YOUR TASK:
Each line that includes the word "device" should be copied from the records.

[[ EXTRACTED DATA open ]]

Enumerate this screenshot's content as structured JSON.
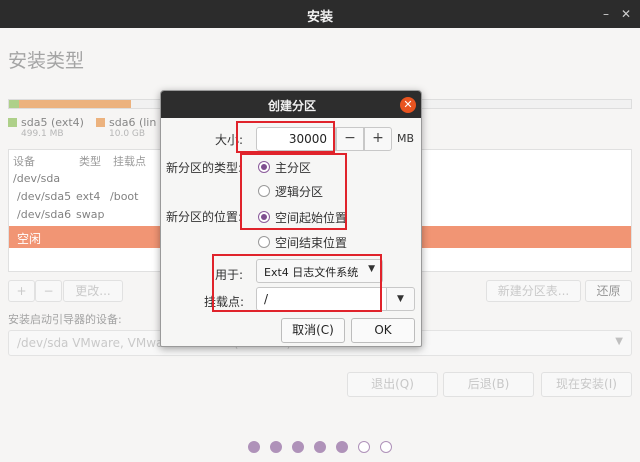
{
  "window": {
    "title": "安装",
    "minimize_glyph": "–",
    "close_glyph": "✕",
    "icons": [
      "minimize-icon",
      "close-icon"
    ]
  },
  "page": {
    "title": "安装类型"
  },
  "colors": {
    "accent": "#e95420",
    "partition_sda5": "#7cb342",
    "partition_sda6": "#e0832f",
    "radio": "#7f4f8f",
    "highlight": "#e0232b"
  },
  "disk_bar": {
    "legend": [
      {
        "name": "sda5 (ext4)",
        "size": "499.1 MB",
        "color": "#7cb342"
      },
      {
        "name": "sda6 (lin",
        "size": "10.0 GB",
        "color": "#e0832f"
      }
    ]
  },
  "partition_table": {
    "headers": [
      "设备",
      "类型",
      "挂载点"
    ],
    "rows": [
      {
        "device": "/dev/sda",
        "type": "",
        "mount": ""
      },
      {
        "device": "/dev/sda5",
        "type": "ext4",
        "mount": "/boot"
      },
      {
        "device": "/dev/sda6",
        "type": "swap",
        "mount": ""
      }
    ],
    "selected_row": "空闲"
  },
  "table_buttons": {
    "add": "+",
    "remove": "−",
    "change": "更改...",
    "new_table": "新建分区表...",
    "revert": "还原"
  },
  "boot_loader": {
    "label": "安装启动引导器的设备:",
    "value": "/dev/sda   VMware, VMware Virtual S (34.4 GB)",
    "arrow": "▼"
  },
  "nav": {
    "quit": "退出(Q)",
    "back": "后退(B)",
    "install_now": "现在安装(I)"
  },
  "progress": {
    "total_steps": 7,
    "current_step": 5
  },
  "dialog": {
    "title": "创建分区",
    "close_glyph": "✕",
    "size_label": "大小:",
    "size_value": "30000",
    "size_unit": "MB",
    "minus": "−",
    "plus": "+",
    "type_label": "新分区的类型:",
    "type_options": [
      {
        "label": "主分区",
        "selected": true
      },
      {
        "label": "逻辑分区",
        "selected": false
      }
    ],
    "location_label": "新分区的位置:",
    "location_options": [
      {
        "label": "空间起始位置",
        "selected": true
      },
      {
        "label": "空间结束位置",
        "selected": false
      }
    ],
    "use_as_label": "用于:",
    "use_as_value": "Ext4 日志文件系统",
    "combo_arrow": "▼",
    "mount_label": "挂载点:",
    "mount_value": "/",
    "cancel": "取消(C)",
    "ok": "OK"
  }
}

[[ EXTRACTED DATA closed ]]

RESULT OF THIS TASK:
        "device": "/dev/sda",
        "device": "/dev/sda5",
        "device": "/dev/sda6",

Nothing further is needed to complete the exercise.